"I was talking to Bill Bruford
"I think there's a lot of connections between progressive rock, rock generally and jazz. In terms of having a music that involves composition, improvisation, a bit of an edge, sometimes long-form writing. Take John Coltrane's A Love Supreme (Impulse!, 1964). If you said there's an album in four sections with a bit of a concept and its long with lots of improvisation then some written bits sounds like prog to me. There are strong connections in terms of approach to music."
Travis composes and plays in a variety of styles, but is there a common approach to composition which he tends to take across these styles? Does he usually leave space for improvisation, for example?
"Yes, nearly always," he said. "I can't think of a piece where I've written it from beginning to end without space for improvisation. There's always large spaces for improv and often the pieces will be written as launch pads for improvisation. Sometimes, the main part of a piece is improvisation. "For example, on the recent album, Double Talk (33 Jazz, 2007) I was very keen to have some free-form band improvs mixed in with progressive, bluesy, jazz. There's a piece called 'Relegation of Pluto' in which all that's written is a four-bar theme at the beginning and the end and everything else is completely whatever happens when we launch into it.
, a band that has existed in numerous line-ups since the late 1960s, and Soft Machine Legacy, a band which carries on from Soft Machine itself and in which Travis replaced original Soft Machine saxophonist Elton Dean. Working within such settings requires different skills, which Travis is willing and able to articulate.
"There is this launch pad approach which I like but which you can only do with musicians you trust, who are comfortable being that brave and just jumping in with two feet not knowing what's going to happen.
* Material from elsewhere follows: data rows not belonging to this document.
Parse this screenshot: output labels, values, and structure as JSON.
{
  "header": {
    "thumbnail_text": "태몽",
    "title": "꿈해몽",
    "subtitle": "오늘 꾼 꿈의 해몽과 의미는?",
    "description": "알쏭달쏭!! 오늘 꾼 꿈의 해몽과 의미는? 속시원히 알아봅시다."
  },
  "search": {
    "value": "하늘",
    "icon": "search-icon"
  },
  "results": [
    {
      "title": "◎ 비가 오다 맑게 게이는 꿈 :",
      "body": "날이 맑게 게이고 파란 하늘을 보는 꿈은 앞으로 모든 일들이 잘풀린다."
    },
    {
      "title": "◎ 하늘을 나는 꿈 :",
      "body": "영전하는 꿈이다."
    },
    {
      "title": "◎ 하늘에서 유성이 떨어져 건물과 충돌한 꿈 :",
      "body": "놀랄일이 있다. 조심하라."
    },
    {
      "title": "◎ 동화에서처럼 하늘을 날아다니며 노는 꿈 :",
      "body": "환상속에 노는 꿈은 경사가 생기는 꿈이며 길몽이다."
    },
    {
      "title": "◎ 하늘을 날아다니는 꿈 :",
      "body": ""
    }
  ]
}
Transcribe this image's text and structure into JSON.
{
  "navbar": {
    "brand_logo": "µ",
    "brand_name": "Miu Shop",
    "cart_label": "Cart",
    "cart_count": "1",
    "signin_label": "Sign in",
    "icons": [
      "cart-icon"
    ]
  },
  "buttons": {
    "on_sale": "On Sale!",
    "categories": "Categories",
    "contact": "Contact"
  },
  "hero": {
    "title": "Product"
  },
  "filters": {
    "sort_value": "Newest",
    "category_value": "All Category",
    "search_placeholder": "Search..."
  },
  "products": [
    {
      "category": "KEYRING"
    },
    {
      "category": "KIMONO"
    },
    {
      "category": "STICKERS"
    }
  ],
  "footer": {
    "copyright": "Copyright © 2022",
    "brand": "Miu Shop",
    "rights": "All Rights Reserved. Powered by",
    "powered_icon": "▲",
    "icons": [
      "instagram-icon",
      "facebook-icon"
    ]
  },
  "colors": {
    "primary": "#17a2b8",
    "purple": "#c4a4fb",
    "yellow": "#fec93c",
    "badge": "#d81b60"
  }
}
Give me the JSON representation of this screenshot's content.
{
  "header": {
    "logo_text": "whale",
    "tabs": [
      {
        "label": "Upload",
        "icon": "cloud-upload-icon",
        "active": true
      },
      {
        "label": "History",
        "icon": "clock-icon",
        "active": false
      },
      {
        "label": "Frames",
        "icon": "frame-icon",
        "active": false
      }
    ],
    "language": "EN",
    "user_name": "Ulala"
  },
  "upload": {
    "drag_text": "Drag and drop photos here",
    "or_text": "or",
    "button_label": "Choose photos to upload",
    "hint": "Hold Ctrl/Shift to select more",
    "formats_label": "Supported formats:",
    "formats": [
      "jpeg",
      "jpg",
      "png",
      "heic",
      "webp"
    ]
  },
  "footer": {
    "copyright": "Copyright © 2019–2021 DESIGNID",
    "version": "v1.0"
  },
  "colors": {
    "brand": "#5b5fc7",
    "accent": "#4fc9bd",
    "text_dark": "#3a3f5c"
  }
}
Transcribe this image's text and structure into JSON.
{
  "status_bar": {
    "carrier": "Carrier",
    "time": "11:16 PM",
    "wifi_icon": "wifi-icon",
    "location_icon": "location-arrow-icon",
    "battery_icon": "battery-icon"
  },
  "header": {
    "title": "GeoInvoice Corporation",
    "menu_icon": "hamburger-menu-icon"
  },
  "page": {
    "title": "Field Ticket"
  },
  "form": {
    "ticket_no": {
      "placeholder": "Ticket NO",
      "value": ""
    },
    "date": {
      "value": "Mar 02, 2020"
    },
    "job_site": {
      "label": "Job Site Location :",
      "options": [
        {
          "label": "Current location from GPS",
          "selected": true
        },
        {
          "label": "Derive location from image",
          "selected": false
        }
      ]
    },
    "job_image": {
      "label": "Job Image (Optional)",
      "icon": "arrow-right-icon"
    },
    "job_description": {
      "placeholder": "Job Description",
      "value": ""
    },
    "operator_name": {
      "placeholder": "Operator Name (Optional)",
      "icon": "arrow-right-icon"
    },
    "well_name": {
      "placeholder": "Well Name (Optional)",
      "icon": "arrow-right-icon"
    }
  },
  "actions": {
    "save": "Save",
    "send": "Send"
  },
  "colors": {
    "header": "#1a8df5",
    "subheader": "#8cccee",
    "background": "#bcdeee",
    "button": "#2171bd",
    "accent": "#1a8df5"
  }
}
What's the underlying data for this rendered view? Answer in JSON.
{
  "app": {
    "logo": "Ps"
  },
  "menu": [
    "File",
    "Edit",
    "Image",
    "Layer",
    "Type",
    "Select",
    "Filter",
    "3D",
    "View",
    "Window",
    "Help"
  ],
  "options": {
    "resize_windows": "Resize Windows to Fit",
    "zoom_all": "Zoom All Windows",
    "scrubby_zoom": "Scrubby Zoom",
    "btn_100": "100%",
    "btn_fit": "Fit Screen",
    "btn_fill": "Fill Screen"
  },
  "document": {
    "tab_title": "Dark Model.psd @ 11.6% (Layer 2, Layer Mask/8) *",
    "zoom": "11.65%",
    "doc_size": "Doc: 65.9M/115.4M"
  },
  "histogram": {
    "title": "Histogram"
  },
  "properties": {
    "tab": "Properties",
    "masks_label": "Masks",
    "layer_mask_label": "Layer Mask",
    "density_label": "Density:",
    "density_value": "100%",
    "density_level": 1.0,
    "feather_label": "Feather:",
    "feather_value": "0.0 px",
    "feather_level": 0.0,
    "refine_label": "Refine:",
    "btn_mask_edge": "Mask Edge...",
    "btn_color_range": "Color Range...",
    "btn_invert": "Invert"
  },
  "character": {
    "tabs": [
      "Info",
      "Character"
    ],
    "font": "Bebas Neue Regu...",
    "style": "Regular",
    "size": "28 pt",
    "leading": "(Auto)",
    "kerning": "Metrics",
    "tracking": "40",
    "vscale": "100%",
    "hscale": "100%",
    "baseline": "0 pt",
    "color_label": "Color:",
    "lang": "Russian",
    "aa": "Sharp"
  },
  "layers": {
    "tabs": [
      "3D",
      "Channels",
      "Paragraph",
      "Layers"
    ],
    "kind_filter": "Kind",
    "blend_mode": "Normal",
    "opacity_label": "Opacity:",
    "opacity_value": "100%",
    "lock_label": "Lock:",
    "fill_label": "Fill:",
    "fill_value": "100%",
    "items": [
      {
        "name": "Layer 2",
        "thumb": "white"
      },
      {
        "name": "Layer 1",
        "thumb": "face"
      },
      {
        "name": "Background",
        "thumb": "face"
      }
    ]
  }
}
A lot of jazz musicians like their structures ... a basis on which to do improvisation rather than having to create the whole canvas from scratch. A crucial factor for me is choosing the right people, who can think the same way and come up with good ideas and enjoy working with that amount of freedom."
Working as a leader, a musician has the power to choose who to play with and how they will play. However, Travis also works within well-established groups with a long history: most notably Gongzilla
"I find that being a leader a lot of the time I appreciate not having to do all that organizing and phone calls and talking between numbers ... Sometimes it's nice to just go and play."
Strikingly, with Soft Machine Legacy, Gong, and The Tangent, Travis has not simply replaced "a saxophonist" but has replaced three well-known, distinctive and almost legendary players: Soft Machine's Elton Dean, Gong's Didier Malherbe and The Tangent's David Jackson, previously of Van Der Graaf Generator. Travis is pragmatic about his success in these bands.